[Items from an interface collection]
=-=-=

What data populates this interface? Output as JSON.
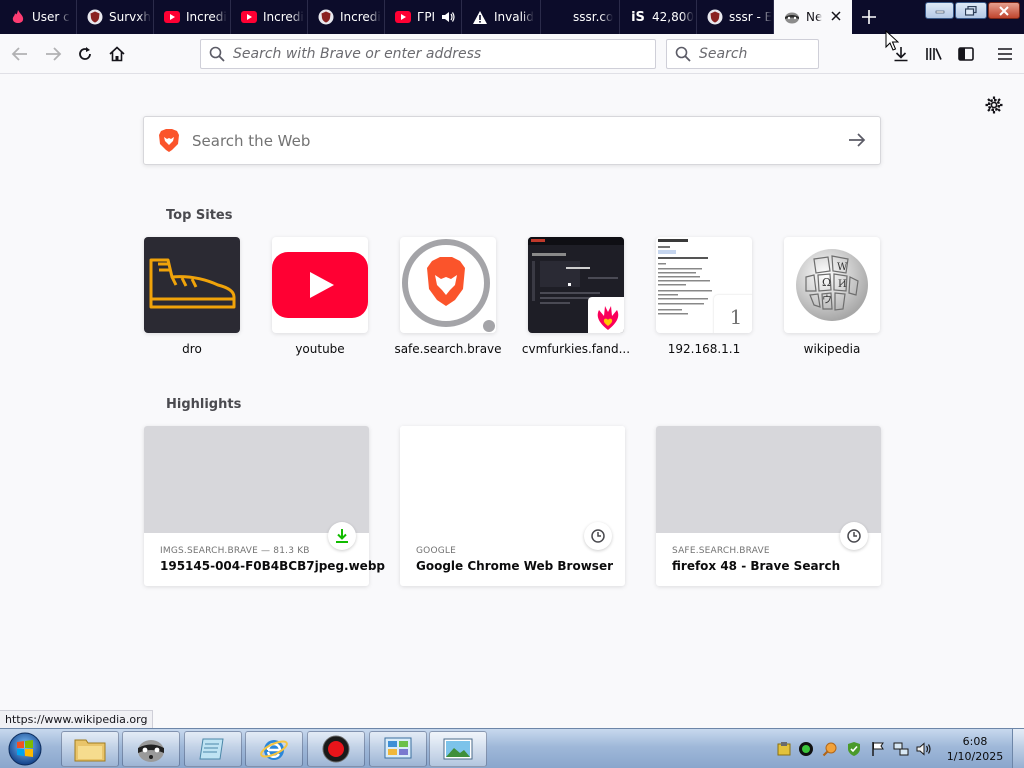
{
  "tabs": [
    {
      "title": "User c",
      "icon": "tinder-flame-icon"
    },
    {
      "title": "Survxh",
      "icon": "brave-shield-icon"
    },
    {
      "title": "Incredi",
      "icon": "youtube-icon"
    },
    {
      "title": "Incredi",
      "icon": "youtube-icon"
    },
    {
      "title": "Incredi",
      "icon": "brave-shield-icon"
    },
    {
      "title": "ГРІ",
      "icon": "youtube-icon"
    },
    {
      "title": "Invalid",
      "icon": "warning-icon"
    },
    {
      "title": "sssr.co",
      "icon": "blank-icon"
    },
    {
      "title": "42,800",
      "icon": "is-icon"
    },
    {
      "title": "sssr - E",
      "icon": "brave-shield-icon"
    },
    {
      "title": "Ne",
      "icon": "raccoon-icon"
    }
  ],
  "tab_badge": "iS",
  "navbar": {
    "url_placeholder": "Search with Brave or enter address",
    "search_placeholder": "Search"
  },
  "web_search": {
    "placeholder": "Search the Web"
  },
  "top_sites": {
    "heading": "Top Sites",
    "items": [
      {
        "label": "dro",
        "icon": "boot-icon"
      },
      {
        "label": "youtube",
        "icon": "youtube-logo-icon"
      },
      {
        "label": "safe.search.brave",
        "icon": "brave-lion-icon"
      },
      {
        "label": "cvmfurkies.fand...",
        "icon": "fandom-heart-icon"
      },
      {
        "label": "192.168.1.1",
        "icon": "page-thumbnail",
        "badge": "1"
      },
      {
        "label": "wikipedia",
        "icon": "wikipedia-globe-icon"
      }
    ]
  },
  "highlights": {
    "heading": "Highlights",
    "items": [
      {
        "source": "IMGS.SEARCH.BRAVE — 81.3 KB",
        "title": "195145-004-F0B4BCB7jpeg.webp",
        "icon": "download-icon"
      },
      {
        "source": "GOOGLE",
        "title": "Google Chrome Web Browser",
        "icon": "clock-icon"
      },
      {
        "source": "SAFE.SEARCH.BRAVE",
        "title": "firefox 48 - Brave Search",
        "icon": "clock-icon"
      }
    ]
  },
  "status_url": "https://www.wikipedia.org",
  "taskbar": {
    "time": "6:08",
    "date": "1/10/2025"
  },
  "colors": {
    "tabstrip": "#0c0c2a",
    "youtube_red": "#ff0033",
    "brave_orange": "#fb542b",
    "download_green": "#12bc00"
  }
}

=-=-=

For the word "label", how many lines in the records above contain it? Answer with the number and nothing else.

**Your response:** 6